■ **WORK TO BE COMPLETED**
Every line below that has "data" in it should be copied.

■ **GIVEN RECORDS**
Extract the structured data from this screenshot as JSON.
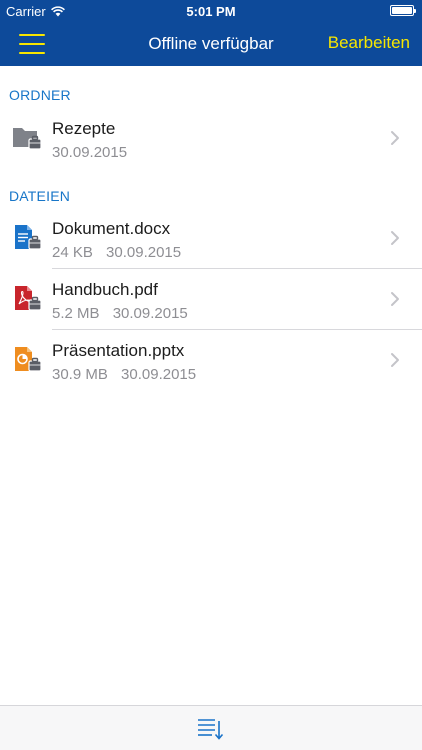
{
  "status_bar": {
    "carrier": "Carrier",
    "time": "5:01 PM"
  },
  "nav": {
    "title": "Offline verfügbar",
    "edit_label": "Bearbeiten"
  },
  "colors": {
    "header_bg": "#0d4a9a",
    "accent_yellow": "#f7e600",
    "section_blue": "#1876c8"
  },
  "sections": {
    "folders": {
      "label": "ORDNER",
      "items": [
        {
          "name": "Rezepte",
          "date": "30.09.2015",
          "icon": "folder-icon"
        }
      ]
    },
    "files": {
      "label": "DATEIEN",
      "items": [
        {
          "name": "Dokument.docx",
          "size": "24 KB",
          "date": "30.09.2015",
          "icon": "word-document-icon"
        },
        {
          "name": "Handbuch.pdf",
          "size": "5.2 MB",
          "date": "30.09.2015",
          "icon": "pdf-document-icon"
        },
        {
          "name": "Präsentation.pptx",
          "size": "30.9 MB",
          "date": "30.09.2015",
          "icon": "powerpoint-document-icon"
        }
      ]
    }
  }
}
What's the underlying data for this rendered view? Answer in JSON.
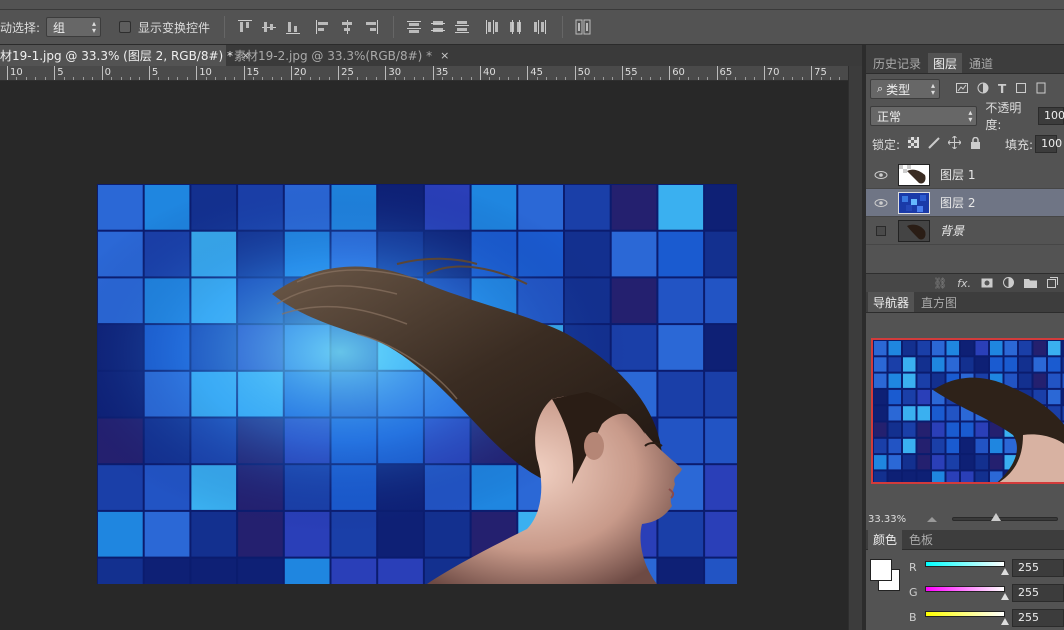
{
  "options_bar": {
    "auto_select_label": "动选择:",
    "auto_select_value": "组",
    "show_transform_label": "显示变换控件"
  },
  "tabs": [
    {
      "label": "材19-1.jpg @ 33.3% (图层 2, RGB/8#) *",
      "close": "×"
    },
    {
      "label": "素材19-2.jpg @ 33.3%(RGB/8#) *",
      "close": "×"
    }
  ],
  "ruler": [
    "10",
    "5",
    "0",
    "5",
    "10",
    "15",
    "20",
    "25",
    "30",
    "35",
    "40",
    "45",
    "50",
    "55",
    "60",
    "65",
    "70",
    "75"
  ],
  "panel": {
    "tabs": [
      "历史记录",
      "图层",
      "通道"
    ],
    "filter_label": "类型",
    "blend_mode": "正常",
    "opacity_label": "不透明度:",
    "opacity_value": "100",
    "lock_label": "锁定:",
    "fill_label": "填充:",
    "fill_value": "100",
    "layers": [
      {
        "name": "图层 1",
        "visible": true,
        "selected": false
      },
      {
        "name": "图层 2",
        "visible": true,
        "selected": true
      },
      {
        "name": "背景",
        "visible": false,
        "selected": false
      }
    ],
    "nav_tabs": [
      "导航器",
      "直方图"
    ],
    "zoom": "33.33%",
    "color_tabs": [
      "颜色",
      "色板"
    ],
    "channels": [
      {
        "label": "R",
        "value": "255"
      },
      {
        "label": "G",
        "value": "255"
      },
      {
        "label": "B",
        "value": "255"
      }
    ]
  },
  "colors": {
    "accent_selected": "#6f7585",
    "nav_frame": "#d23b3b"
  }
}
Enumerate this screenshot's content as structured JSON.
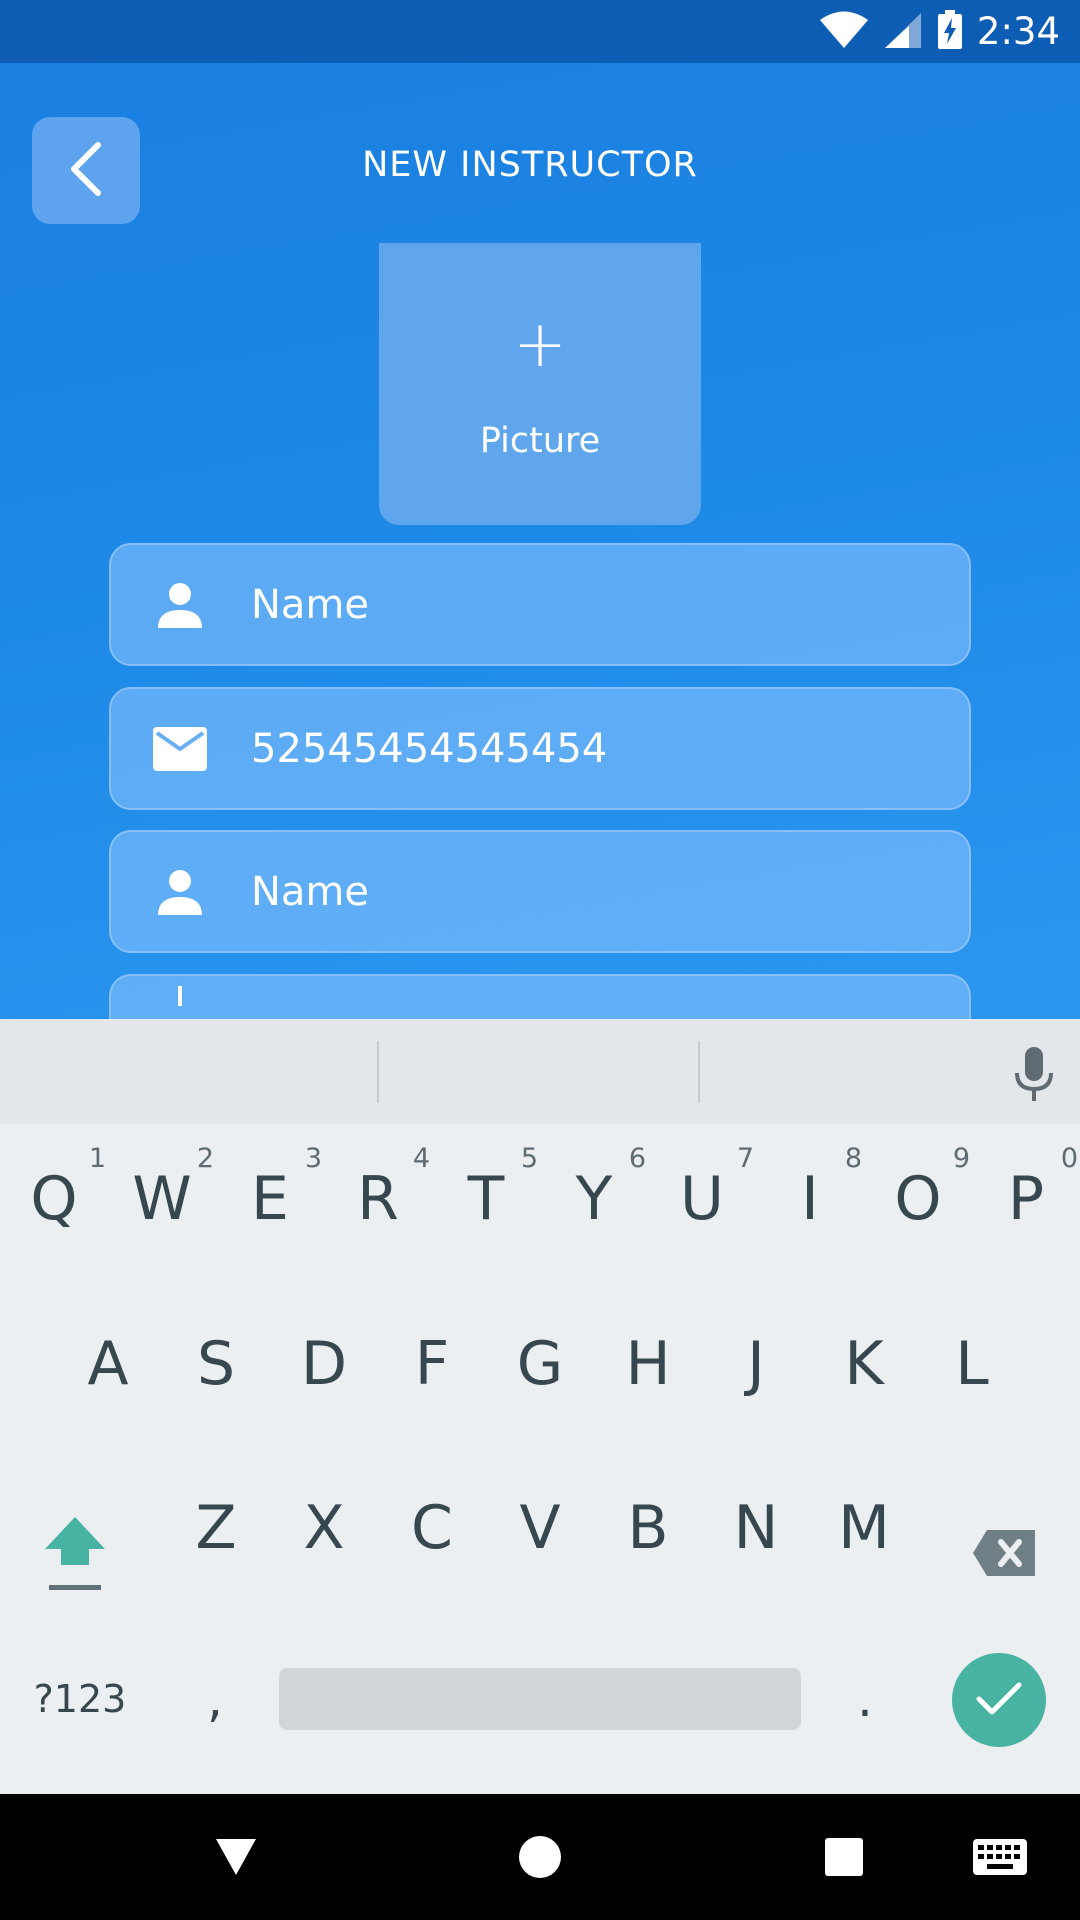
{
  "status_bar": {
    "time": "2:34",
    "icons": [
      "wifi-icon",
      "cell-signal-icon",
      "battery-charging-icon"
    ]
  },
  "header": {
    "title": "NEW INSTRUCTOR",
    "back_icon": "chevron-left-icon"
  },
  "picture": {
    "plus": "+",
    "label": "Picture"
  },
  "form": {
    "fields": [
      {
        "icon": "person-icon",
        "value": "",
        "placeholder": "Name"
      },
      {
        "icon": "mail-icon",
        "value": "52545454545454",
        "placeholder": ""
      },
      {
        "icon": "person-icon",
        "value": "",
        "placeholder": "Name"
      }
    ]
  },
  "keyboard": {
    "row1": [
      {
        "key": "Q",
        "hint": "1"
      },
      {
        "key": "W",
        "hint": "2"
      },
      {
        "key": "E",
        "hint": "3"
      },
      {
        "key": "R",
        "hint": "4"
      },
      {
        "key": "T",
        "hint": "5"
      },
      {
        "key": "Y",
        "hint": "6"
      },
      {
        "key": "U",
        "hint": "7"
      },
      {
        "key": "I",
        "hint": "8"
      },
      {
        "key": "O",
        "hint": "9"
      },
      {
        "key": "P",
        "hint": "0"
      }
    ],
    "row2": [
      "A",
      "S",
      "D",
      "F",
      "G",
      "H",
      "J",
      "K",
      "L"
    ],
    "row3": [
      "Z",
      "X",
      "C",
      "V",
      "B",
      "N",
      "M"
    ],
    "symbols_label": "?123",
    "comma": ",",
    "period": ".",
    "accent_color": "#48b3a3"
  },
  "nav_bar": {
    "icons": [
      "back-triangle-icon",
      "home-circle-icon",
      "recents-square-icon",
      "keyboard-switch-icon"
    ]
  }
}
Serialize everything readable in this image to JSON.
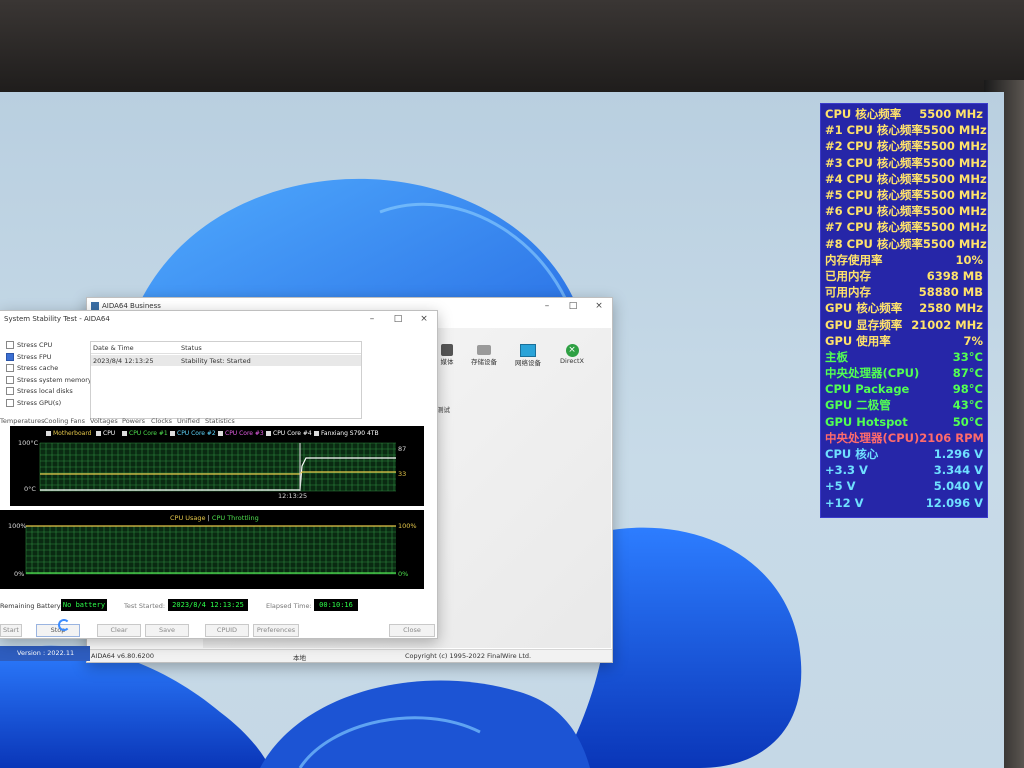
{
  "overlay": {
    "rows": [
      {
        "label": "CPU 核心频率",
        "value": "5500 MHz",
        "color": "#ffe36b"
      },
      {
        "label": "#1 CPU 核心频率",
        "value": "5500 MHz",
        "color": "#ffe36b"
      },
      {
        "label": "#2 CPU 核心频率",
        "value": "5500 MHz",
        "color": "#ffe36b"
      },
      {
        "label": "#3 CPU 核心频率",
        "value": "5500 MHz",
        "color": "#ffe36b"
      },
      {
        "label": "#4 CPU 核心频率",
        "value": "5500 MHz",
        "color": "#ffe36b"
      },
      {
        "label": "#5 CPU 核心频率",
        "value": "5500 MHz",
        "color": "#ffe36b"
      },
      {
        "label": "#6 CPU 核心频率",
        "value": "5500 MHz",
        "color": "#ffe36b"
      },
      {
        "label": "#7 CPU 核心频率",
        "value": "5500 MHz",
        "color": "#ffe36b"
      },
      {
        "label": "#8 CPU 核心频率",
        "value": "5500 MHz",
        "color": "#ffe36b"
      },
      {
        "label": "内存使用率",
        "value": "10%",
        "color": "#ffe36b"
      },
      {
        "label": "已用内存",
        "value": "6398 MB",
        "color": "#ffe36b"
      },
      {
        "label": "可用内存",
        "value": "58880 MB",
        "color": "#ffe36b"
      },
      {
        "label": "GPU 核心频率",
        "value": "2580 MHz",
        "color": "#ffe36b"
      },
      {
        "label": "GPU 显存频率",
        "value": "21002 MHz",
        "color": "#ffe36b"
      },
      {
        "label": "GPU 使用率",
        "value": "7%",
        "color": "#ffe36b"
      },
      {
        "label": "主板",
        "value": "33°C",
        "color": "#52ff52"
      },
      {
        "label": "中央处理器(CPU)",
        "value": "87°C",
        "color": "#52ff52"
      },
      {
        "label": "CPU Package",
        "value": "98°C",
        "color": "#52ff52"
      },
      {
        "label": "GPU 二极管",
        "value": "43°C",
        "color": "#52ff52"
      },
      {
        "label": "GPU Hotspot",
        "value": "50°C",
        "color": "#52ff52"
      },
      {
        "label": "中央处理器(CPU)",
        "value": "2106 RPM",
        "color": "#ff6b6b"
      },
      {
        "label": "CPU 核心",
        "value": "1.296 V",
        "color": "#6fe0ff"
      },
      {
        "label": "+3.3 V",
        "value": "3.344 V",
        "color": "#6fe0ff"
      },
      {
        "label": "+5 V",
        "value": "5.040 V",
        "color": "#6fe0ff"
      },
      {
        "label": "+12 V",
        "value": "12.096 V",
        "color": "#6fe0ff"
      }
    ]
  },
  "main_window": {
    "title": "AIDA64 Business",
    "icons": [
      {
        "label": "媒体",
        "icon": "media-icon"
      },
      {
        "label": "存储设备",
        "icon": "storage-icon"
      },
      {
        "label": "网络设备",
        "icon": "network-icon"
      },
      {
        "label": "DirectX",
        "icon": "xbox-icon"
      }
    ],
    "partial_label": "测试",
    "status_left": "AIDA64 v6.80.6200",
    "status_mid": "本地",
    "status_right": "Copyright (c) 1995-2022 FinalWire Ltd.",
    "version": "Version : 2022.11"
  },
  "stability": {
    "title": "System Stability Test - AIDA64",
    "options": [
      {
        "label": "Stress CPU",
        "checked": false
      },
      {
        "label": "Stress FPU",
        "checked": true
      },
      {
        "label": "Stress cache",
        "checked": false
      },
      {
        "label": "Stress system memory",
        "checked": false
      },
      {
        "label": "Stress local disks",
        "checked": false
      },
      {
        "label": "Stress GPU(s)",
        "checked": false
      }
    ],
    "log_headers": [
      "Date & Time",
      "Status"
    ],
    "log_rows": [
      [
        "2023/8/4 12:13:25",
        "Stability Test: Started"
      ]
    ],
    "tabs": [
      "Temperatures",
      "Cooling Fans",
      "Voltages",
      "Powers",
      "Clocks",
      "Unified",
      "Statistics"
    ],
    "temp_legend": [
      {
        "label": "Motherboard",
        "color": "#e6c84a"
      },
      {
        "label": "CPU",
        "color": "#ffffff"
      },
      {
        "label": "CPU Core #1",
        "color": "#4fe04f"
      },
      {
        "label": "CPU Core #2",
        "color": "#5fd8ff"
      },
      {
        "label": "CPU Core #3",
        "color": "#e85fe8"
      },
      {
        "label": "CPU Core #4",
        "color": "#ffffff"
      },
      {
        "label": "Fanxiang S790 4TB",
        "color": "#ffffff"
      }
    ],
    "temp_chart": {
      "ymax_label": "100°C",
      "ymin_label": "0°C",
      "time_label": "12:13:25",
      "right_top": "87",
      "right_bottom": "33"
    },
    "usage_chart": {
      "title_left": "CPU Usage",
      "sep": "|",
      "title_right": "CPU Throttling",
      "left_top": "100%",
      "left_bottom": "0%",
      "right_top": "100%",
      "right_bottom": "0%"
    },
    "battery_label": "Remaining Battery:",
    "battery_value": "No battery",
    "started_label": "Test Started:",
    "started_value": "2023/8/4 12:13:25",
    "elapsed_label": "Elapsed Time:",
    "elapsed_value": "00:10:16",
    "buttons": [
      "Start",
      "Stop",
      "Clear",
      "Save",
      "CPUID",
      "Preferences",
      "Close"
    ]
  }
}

■ **TASK RESPONSE**
Extract the structured data from this screenshot as JSON.
What's the underlying data for this rendered view? Answer in JSON.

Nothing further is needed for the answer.